** Available records follows **

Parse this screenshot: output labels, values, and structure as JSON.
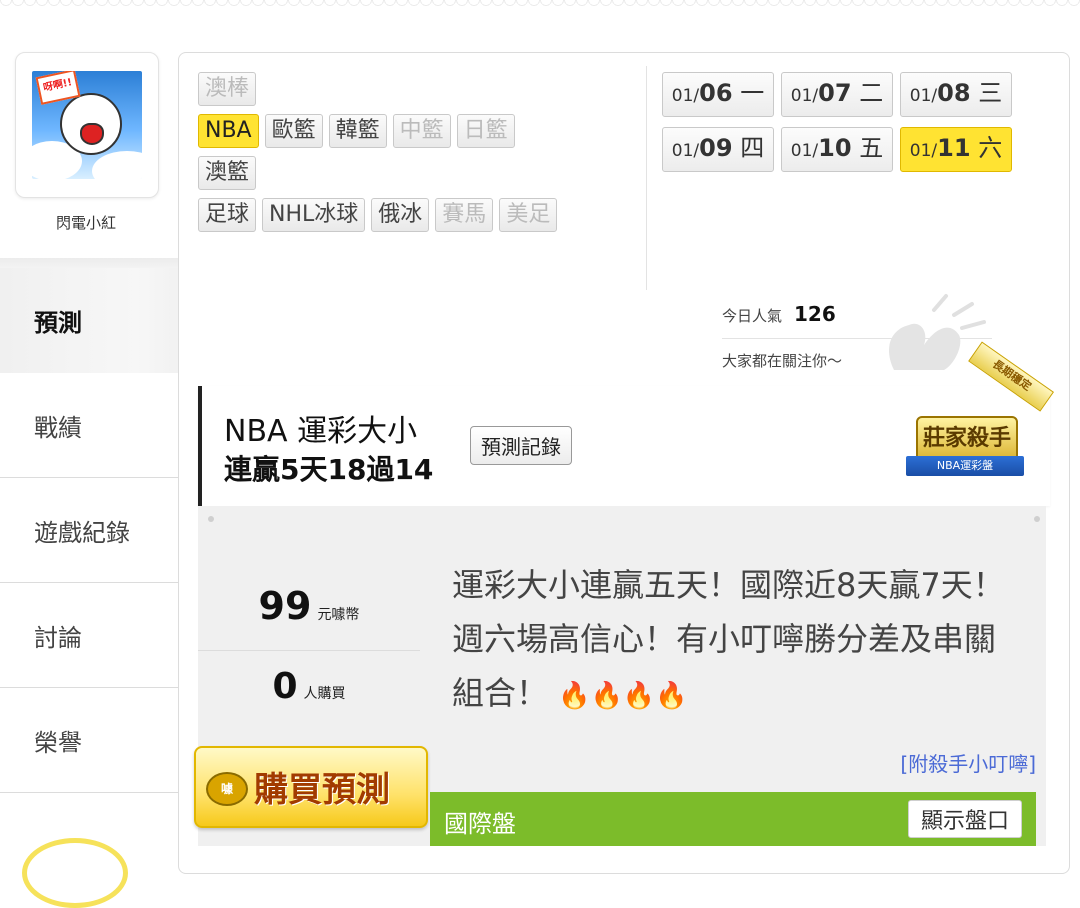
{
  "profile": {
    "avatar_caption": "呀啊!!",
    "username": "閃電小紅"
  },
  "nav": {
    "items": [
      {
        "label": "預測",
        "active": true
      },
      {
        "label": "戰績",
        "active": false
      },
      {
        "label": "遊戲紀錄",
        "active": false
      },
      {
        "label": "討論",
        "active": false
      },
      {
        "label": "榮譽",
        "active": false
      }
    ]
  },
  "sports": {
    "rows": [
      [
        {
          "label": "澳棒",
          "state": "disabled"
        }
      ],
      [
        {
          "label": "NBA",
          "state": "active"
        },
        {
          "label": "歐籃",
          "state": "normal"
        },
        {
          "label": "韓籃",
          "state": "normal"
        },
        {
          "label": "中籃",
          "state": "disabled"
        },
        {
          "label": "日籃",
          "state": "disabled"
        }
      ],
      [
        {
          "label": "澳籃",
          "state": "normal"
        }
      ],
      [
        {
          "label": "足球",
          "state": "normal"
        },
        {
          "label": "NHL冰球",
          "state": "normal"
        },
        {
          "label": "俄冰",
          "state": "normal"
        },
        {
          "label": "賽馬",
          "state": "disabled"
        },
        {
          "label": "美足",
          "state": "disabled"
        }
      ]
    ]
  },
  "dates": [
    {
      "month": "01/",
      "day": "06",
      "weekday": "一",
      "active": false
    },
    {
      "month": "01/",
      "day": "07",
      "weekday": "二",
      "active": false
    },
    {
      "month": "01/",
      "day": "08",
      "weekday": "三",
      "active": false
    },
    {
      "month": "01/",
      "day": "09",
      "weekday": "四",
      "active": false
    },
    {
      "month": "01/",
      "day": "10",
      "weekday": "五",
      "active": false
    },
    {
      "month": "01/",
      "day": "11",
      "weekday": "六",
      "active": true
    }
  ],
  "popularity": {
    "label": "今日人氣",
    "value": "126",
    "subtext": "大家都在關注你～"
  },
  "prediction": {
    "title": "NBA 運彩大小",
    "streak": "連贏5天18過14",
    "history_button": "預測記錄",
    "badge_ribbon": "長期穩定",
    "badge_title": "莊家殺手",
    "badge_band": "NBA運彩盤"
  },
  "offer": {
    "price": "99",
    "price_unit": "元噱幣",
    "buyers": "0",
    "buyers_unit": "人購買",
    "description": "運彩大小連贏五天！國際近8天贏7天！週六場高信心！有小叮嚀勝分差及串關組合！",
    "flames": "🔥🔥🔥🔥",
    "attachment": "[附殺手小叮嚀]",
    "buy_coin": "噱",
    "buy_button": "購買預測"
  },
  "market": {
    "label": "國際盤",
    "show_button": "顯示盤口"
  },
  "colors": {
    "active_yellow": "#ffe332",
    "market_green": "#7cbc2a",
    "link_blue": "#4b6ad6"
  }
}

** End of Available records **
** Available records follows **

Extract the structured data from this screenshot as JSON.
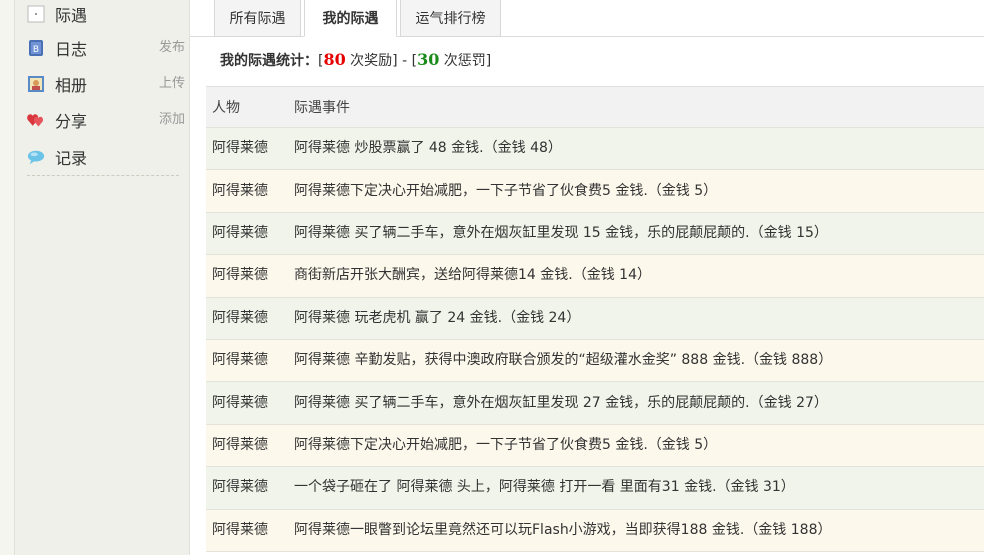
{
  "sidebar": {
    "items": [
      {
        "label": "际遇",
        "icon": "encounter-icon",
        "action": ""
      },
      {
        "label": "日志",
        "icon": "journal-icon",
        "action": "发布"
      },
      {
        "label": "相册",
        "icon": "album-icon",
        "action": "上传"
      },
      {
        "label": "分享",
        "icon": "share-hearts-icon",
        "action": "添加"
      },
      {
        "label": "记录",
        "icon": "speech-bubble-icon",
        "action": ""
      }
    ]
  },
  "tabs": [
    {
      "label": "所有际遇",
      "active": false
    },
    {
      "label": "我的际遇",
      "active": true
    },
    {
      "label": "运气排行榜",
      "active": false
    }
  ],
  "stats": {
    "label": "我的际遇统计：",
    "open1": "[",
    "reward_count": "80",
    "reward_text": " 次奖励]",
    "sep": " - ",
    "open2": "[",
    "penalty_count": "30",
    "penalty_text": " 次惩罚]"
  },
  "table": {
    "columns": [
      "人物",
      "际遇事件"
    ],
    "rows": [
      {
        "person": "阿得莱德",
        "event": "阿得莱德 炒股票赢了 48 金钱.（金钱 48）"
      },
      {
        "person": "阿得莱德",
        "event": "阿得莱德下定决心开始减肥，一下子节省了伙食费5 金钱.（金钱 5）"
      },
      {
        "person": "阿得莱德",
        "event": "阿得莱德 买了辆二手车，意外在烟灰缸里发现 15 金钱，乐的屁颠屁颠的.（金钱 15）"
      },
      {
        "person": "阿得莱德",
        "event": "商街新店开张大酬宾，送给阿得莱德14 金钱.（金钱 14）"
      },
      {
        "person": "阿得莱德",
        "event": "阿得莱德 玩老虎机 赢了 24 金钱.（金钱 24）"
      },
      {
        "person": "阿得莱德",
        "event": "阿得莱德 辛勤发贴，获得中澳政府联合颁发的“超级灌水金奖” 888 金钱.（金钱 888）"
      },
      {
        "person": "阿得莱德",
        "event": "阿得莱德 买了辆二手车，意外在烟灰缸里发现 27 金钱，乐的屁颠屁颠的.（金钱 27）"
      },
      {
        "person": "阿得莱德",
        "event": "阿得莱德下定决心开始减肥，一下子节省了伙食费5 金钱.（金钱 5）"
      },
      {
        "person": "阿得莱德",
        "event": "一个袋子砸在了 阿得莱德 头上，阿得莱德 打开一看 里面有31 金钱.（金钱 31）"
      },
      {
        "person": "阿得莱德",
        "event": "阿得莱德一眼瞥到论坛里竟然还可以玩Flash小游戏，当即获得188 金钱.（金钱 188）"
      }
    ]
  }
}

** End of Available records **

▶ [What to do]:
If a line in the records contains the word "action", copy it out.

▶ [Problem solution]:
        "action": ""
        "action": "发布"
        "action": "上传"
        "action": "添加"
        "action": ""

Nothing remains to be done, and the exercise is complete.